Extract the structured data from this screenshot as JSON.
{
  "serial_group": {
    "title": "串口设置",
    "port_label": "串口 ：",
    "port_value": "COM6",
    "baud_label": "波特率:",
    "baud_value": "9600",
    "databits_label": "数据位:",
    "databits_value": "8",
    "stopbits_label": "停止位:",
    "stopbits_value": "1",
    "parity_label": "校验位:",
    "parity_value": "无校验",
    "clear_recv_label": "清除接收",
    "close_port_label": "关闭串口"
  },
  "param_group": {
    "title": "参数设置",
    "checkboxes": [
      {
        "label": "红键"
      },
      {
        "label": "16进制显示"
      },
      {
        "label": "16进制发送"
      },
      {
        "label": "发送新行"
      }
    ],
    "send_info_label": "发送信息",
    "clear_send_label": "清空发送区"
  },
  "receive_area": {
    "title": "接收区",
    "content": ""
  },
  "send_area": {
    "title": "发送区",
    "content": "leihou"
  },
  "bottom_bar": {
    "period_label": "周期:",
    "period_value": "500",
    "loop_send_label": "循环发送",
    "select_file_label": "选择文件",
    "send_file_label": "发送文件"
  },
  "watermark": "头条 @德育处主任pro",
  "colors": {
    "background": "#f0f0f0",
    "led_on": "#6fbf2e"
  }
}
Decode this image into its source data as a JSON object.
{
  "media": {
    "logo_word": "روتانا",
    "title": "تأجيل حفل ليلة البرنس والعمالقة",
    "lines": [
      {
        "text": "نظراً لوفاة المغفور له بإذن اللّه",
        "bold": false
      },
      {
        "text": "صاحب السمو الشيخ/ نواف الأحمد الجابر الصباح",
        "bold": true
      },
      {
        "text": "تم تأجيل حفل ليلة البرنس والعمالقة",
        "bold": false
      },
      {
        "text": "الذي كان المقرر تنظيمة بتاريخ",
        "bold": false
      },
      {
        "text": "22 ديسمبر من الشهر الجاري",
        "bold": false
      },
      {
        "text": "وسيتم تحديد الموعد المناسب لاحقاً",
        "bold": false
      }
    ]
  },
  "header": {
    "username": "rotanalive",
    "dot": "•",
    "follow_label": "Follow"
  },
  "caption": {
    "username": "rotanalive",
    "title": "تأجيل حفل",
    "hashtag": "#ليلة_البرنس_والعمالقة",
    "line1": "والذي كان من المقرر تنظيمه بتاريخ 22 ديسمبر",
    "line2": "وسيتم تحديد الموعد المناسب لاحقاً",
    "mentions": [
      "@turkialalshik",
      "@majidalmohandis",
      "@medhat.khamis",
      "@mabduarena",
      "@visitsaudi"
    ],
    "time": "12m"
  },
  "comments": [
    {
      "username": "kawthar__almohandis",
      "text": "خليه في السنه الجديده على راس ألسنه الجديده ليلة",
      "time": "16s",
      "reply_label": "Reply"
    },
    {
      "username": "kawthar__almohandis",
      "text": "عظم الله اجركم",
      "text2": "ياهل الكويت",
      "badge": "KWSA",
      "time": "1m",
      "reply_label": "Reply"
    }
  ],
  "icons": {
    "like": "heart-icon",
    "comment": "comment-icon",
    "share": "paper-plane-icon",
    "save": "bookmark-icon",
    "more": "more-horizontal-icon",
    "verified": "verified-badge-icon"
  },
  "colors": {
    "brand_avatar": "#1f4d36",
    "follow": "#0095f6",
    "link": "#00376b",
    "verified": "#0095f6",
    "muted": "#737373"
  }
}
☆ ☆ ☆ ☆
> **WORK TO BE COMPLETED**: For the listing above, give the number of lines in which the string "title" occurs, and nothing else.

> **TASK RESULT**: 6